At the International Conference on Intelligent Robots last week in Madrid, we were told to expect robots to become more human-looking:
A source of controversy due in part to fears for human employment, the presence of robots in our daily lives is nevertheless inevitable, engineers at the conference said.
The trick to making them more palatable, they added, is to make them look and act more human so that we accept them into our lives more easily…
Actually, the underlying assumption here is surely incorrect. Robots like the Roomba succeed in part because they don’t look or act like people, let alone threaten people. They just do jobs people would prefer not to do or maybe can’t.
It’s not even clear that housework robots would necessarily threaten anyone’s job. They might enable a home caregiver to take the client out for some fresh air instead of spending all the allotted time cleaning up.
Looking like a human being might also create problems. For example, we are told:
Welcoming robots into households or workplaces involves developing “multipurpose machines that are capable of interacting” with humans without being dangerous, said Philippe Soueres, head of the robotics department at a laboratory belonging to France’s CNRS scientific institute.
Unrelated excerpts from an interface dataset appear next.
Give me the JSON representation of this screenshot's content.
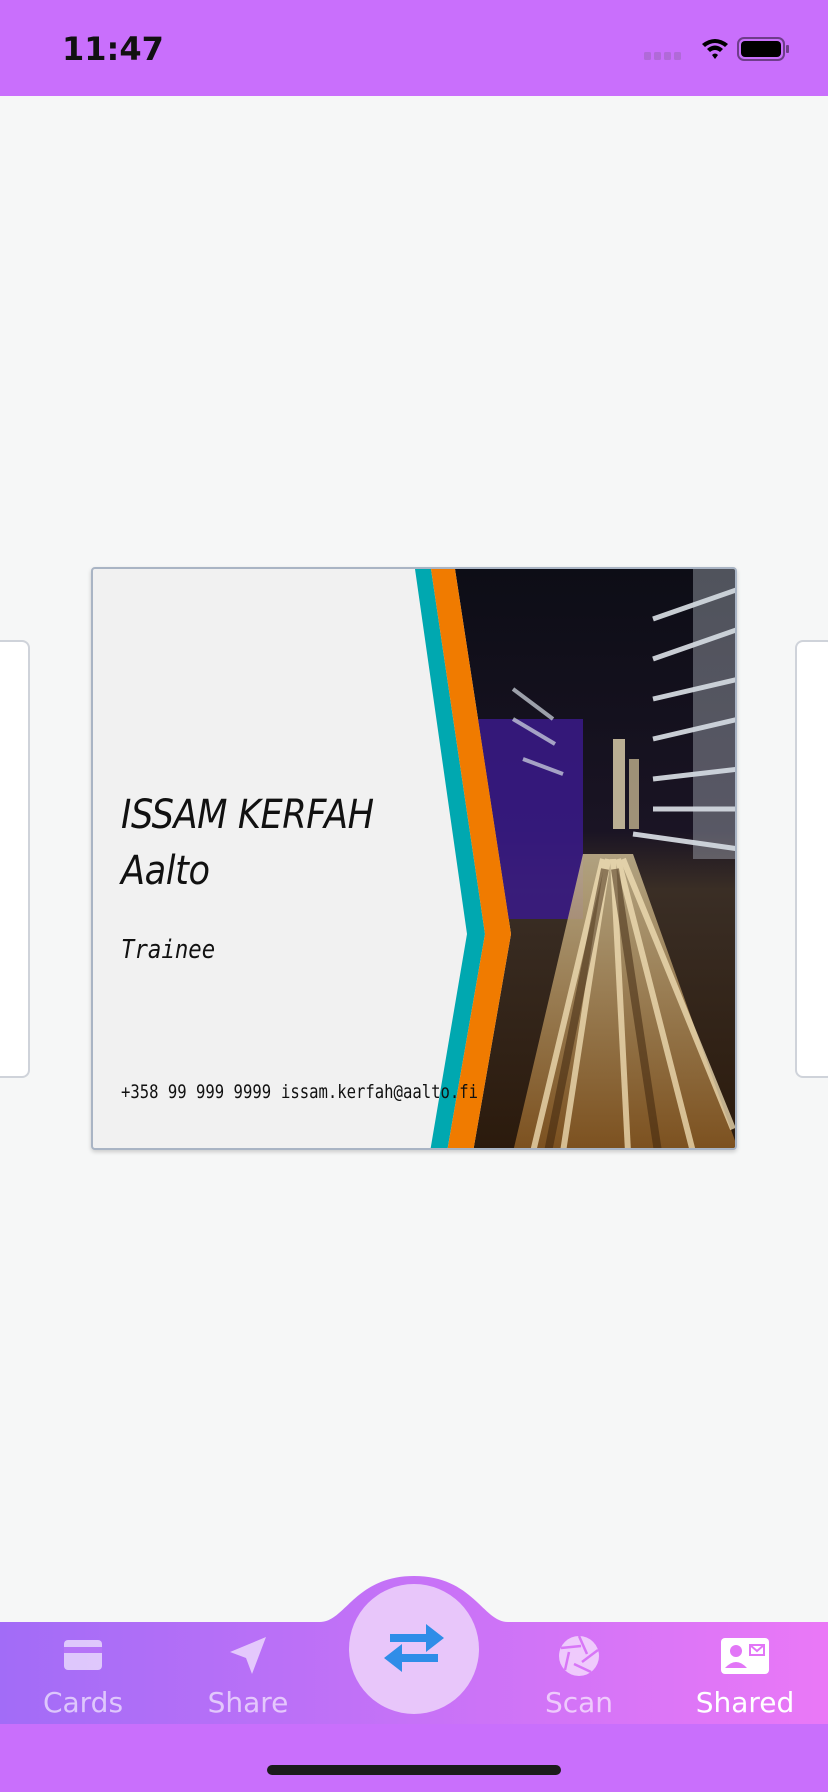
{
  "status_bar": {
    "time": "11:47",
    "icons": [
      "signal-icon",
      "wifi-icon",
      "battery-icon"
    ]
  },
  "card": {
    "name_line1": "ISSAM KERFAH",
    "name_line2": "Aalto",
    "job_title": "Trainee",
    "phone": "+358 99 999 9999",
    "email": "issam.kerfah@aalto.fi",
    "accent_colors": [
      "#00a8b0",
      "#f07b00"
    ]
  },
  "tabbar": {
    "tabs": [
      {
        "label": "Cards",
        "icon": "credit-card-icon",
        "active": false
      },
      {
        "label": "Share",
        "icon": "send-icon",
        "active": false
      },
      {
        "label": "Scan",
        "icon": "aperture-icon",
        "active": false
      },
      {
        "label": "Shared",
        "icon": "contact-mail-icon",
        "active": true
      }
    ],
    "center_button_icon": "swap-arrows-icon",
    "colors": {
      "gradient_start": "#a26cf7",
      "gradient_end": "#ea78f7",
      "fab": "#e8c6fa",
      "fab_icon": "#2f8de8"
    }
  }
}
As such, robots must move around “in a supple way” despite their rigid mechanics and stop what they are doing in case of any unforeseen event, he added.
That’s why people are choosing “modular systems shaped like human bodies” which are meant to easily fit into real-world environments built for humans. AFP, “Increasingly human-like robots spark fascination and fear” at France24
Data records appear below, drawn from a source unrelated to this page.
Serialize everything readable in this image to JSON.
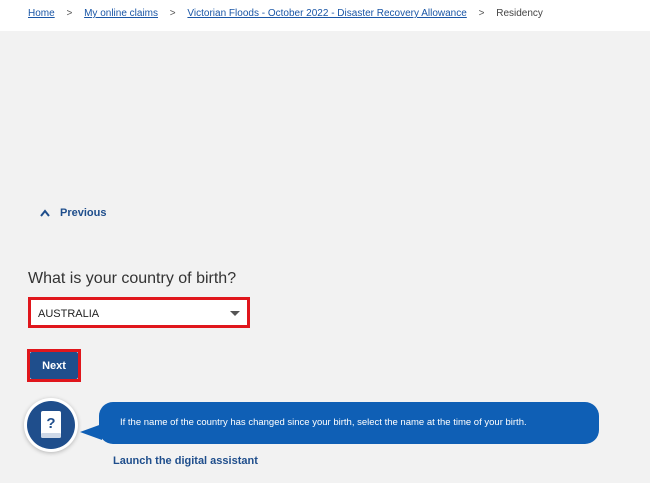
{
  "breadcrumb": {
    "items": [
      "Home",
      "My online claims",
      "Victorian Floods - October 2022 - Disaster Recovery Allowance"
    ],
    "separator": ">",
    "current": "Residency"
  },
  "nav": {
    "previous_label": "Previous"
  },
  "form": {
    "question": "What is your country of birth?",
    "country_select": {
      "value": "AUSTRALIA"
    },
    "next_label": "Next"
  },
  "assistant": {
    "hint": "If the name of the country has changed since your birth, select the name at the time of your birth.",
    "launch_label": "Launch the digital assistant"
  },
  "colors": {
    "primary": "#1f4e8c",
    "bubble": "#0f5fb5",
    "highlight": "#e0161c",
    "background": "#f2f2f2"
  },
  "icons": {
    "previous": "chevron-up-icon",
    "assistant": "help-book-icon",
    "select": "caret-down-icon"
  }
}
But will the most efficient way to construct a robot to fit into real-world human environments really be to make it look more like a human? That would make the robot a competitor for (often scarce) space.
By contrast, making it easy to snap apart for compact storage, possibly even modular storage, would make more sense. More customers want to hear about “lightweight, easy, compact storage” than “looks and sounds just like the guy in that film” (and takes up as much space, too).
Highly tech-driven industries are prone to assuming that the customer wants what the technician wants to build. The buzz around the driverless car, for example, sometimes sounds as if most drivers would just love to leave the driving to someone else. If the buzz boys think so, they are kidding themselves. They are mistaking general interest in their amazing feats for serious commitment to a significant cultural change. Well, the market will decide and we shall see.
Hat tip: Michael Walsh
See also: Can a stuffed toy turn into a robot? Maybe to amuse a sick child? With the right skin, yes.